* **THE PROBLEM**: Each entry in this listing needs to be written out again, word for word.

* **TASK MATERIAL**:
Segment Open

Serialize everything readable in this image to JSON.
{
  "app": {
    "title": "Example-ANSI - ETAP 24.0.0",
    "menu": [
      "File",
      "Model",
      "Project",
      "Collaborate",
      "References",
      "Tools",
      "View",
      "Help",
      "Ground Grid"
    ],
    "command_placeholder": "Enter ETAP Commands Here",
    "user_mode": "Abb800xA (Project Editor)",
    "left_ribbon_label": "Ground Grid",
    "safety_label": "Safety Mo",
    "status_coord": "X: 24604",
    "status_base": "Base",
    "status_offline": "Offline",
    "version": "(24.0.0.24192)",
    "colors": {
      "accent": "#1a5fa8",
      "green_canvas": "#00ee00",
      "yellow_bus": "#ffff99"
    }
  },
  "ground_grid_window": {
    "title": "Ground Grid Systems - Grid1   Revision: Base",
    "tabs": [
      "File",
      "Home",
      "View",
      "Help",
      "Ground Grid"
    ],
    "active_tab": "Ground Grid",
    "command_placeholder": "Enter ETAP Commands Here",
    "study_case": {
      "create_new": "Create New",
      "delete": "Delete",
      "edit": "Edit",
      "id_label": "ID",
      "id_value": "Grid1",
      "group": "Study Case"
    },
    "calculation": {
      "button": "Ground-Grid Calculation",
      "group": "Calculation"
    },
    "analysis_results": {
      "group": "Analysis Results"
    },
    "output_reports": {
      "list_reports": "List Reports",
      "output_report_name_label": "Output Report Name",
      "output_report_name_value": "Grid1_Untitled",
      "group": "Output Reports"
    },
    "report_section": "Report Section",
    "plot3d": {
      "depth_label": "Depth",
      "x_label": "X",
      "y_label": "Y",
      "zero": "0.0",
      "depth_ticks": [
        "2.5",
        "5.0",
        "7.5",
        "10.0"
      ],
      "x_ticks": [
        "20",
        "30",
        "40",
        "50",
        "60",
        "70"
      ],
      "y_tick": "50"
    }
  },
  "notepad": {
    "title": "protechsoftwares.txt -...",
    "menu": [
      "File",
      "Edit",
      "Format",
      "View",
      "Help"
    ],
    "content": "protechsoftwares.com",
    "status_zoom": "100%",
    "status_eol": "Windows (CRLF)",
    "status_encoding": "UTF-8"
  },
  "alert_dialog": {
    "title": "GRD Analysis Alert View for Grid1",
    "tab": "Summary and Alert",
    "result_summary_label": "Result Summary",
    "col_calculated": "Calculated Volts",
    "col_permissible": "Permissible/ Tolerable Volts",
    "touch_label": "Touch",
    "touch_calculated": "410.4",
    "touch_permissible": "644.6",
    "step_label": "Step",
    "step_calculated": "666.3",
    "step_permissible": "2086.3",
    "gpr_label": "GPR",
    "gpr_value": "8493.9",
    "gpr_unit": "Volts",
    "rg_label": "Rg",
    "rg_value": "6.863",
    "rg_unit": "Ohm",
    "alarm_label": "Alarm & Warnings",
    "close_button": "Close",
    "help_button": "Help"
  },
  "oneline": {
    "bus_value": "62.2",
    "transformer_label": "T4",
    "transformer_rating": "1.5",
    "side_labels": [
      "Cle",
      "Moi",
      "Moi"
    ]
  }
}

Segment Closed

* **COMPLETED EXERCISE**:
Serialize everything readable in this image to JSON.
{
  "app": {
    "title": "Example-ANSI - ETAP 24.0.0",
    "menu": [
      "File",
      "Model",
      "Project",
      "Collaborate",
      "References",
      "Tools",
      "View",
      "Help",
      "Ground Grid"
    ],
    "command_placeholder": "Enter ETAP Commands Here",
    "user_mode": "Abb800xA (Project Editor)",
    "left_ribbon_label": "Ground Grid",
    "safety_label": "Safety Mo",
    "status_coord": "X: 24604",
    "status_base": "Base",
    "status_offline": "Offline",
    "version": "(24.0.0.24192)",
    "colors": {
      "accent": "#1a5fa8",
      "green_canvas": "#00ee00",
      "yellow_bus": "#ffff99"
    }
  },
  "ground_grid_window": {
    "title": "Ground Grid Systems - Grid1   Revision: Base",
    "tabs": [
      "File",
      "Home",
      "View",
      "Help",
      "Ground Grid"
    ],
    "active_tab": "Ground Grid",
    "command_placeholder": "Enter ETAP Commands Here",
    "study_case": {
      "create_new": "Create New",
      "delete": "Delete",
      "edit": "Edit",
      "id_label": "ID",
      "id_value": "Grid1",
      "group": "Study Case"
    },
    "calculation": {
      "button": "Ground-Grid Calculation",
      "group": "Calculation"
    },
    "analysis_results": {
      "group": "Analysis Results"
    },
    "output_reports": {
      "list_reports": "List Reports",
      "output_report_name_label": "Output Report Name",
      "output_report_name_value": "Grid1_Untitled",
      "group": "Output Reports"
    },
    "report_section": "Report Section",
    "plot3d": {
      "depth_label": "Depth",
      "x_label": "X",
      "y_label": "Y",
      "zero": "0.0",
      "depth_ticks": [
        "2.5",
        "5.0",
        "7.5",
        "10.0"
      ],
      "x_ticks": [
        "20",
        "30",
        "40",
        "50",
        "60",
        "70"
      ],
      "y_tick": "50"
    }
  },
  "notepad": {
    "title": "protechsoftwares.txt -...",
    "menu": [
      "File",
      "Edit",
      "Format",
      "View",
      "Help"
    ],
    "content": "protechsoftwares.com",
    "status_zoom": "100%",
    "status_eol": "Windows (CRLF)",
    "status_encoding": "UTF-8"
  },
  "alert_dialog": {
    "title": "GRD Analysis Alert View for Grid1",
    "tab": "Summary and Alert",
    "result_summary_label": "Result Summary",
    "col_calculated": "Calculated Volts",
    "col_permissible": "Permissible/ Tolerable Volts",
    "touch_label": "Touch",
    "touch_calculated": "410.4",
    "touch_permissible": "644.6",
    "step_label": "Step",
    "step_calculated": "666.3",
    "step_permissible": "2086.3",
    "gpr_label": "GPR",
    "gpr_value": "8493.9",
    "gpr_unit": "Volts",
    "rg_label": "Rg",
    "rg_value": "6.863",
    "rg_unit": "Ohm",
    "alarm_label": "Alarm & Warnings",
    "close_button": "Close",
    "help_button": "Help"
  },
  "oneline": {
    "bus_value": "62.2",
    "transformer_label": "T4",
    "transformer_rating": "1.5",
    "side_labels": [
      "Cle",
      "Moi",
      "Moi"
    ]
  }
}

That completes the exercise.